§ **Assignment**: Give back every entry, copied exactly.

§ **Records to process**:
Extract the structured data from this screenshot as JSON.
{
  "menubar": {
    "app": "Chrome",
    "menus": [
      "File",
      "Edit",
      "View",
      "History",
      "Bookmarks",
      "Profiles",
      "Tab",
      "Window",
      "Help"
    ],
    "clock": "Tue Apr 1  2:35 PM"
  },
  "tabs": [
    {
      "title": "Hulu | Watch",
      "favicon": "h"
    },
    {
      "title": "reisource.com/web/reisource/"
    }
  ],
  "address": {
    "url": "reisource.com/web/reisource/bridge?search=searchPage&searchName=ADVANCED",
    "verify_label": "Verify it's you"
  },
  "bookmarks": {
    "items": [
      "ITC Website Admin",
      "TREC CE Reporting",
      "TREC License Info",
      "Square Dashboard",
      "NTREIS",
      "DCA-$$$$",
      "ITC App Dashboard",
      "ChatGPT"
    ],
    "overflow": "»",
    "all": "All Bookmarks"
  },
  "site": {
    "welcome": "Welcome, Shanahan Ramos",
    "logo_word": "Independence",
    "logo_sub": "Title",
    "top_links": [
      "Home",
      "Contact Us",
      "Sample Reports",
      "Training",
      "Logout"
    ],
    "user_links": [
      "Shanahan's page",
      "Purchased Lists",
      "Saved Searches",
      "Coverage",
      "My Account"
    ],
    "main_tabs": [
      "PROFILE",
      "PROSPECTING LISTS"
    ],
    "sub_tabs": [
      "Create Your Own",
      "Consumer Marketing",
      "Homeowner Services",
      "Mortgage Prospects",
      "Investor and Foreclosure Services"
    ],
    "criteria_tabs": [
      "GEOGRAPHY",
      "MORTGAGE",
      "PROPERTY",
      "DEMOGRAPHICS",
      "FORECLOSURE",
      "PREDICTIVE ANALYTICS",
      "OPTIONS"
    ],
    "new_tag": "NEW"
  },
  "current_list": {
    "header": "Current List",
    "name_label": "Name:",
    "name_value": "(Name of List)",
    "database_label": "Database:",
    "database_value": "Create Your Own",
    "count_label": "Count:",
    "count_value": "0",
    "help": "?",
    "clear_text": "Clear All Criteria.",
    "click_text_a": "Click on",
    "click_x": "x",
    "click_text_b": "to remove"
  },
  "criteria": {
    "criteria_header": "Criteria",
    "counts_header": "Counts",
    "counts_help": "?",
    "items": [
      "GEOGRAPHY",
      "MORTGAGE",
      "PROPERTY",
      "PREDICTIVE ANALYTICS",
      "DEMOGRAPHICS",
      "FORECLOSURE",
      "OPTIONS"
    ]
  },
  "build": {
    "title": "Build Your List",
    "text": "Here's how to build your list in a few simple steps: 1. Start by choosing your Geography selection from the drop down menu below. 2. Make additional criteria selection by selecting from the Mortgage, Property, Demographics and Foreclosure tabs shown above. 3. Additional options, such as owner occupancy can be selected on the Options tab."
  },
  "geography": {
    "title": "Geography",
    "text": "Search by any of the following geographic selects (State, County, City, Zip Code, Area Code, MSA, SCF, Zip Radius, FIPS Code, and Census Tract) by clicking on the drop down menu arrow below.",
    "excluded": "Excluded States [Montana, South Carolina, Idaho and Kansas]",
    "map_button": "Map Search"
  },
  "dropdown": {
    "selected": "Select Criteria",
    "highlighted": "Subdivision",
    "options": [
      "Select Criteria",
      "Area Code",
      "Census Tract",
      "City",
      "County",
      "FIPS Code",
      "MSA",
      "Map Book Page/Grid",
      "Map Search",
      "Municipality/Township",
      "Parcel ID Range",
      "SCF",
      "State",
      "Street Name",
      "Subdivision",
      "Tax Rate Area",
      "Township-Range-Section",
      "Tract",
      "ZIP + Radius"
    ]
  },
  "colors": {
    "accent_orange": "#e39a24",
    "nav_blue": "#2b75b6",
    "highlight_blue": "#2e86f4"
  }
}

§ **Expected output**:
Extract the structured data from this screenshot as JSON.
{
  "menubar": {
    "app": "Chrome",
    "menus": [
      "File",
      "Edit",
      "View",
      "History",
      "Bookmarks",
      "Profiles",
      "Tab",
      "Window",
      "Help"
    ],
    "clock": "Tue Apr 1  2:35 PM"
  },
  "tabs": [
    {
      "title": "Hulu | Watch",
      "favicon": "h"
    },
    {
      "title": "reisource.com/web/reisource/"
    }
  ],
  "address": {
    "url": "reisource.com/web/reisource/bridge?search=searchPage&searchName=ADVANCED",
    "verify_label": "Verify it's you"
  },
  "bookmarks": {
    "items": [
      "ITC Website Admin",
      "TREC CE Reporting",
      "TREC License Info",
      "Square Dashboard",
      "NTREIS",
      "DCA-$$$$",
      "ITC App Dashboard",
      "ChatGPT"
    ],
    "overflow": "»",
    "all": "All Bookmarks"
  },
  "site": {
    "welcome": "Welcome, Shanahan Ramos",
    "logo_word": "Independence",
    "logo_sub": "Title",
    "top_links": [
      "Home",
      "Contact Us",
      "Sample Reports",
      "Training",
      "Logout"
    ],
    "user_links": [
      "Shanahan's page",
      "Purchased Lists",
      "Saved Searches",
      "Coverage",
      "My Account"
    ],
    "main_tabs": [
      "PROFILE",
      "PROSPECTING LISTS"
    ],
    "sub_tabs": [
      "Create Your Own",
      "Consumer Marketing",
      "Homeowner Services",
      "Mortgage Prospects",
      "Investor and Foreclosure Services"
    ],
    "criteria_tabs": [
      "GEOGRAPHY",
      "MORTGAGE",
      "PROPERTY",
      "DEMOGRAPHICS",
      "FORECLOSURE",
      "PREDICTIVE ANALYTICS",
      "OPTIONS"
    ],
    "new_tag": "NEW"
  },
  "current_list": {
    "header": "Current List",
    "name_label": "Name:",
    "name_value": "(Name of List)",
    "database_label": "Database:",
    "database_value": "Create Your Own",
    "count_label": "Count:",
    "count_value": "0",
    "help": "?",
    "clear_text": "Clear All Criteria.",
    "click_text_a": "Click on",
    "click_x": "x",
    "click_text_b": "to remove"
  },
  "criteria": {
    "criteria_header": "Criteria",
    "counts_header": "Counts",
    "counts_help": "?",
    "items": [
      "GEOGRAPHY",
      "MORTGAGE",
      "PROPERTY",
      "PREDICTIVE ANALYTICS",
      "DEMOGRAPHICS",
      "FORECLOSURE",
      "OPTIONS"
    ]
  },
  "build": {
    "title": "Build Your List",
    "text": "Here's how to build your list in a few simple steps: 1. Start by choosing your Geography selection from the drop down menu below. 2. Make additional criteria selection by selecting from the Mortgage, Property, Demographics and Foreclosure tabs shown above. 3. Additional options, such as owner occupancy can be selected on the Options tab."
  },
  "geography": {
    "title": "Geography",
    "text": "Search by any of the following geographic selects (State, County, City, Zip Code, Area Code, MSA, SCF, Zip Radius, FIPS Code, and Census Tract) by clicking on the drop down menu arrow below.",
    "excluded": "Excluded States [Montana, South Carolina, Idaho and Kansas]",
    "map_button": "Map Search"
  },
  "dropdown": {
    "selected": "Select Criteria",
    "highlighted": "Subdivision",
    "options": [
      "Select Criteria",
      "Area Code",
      "Census Tract",
      "City",
      "County",
      "FIPS Code",
      "MSA",
      "Map Book Page/Grid",
      "Map Search",
      "Municipality/Township",
      "Parcel ID Range",
      "SCF",
      "State",
      "Street Name",
      "Subdivision",
      "Tax Rate Area",
      "Township-Range-Section",
      "Tract",
      "ZIP + Radius"
    ]
  },
  "colors": {
    "accent_orange": "#e39a24",
    "nav_blue": "#2b75b6",
    "highlight_blue": "#2e86f4"
  }
}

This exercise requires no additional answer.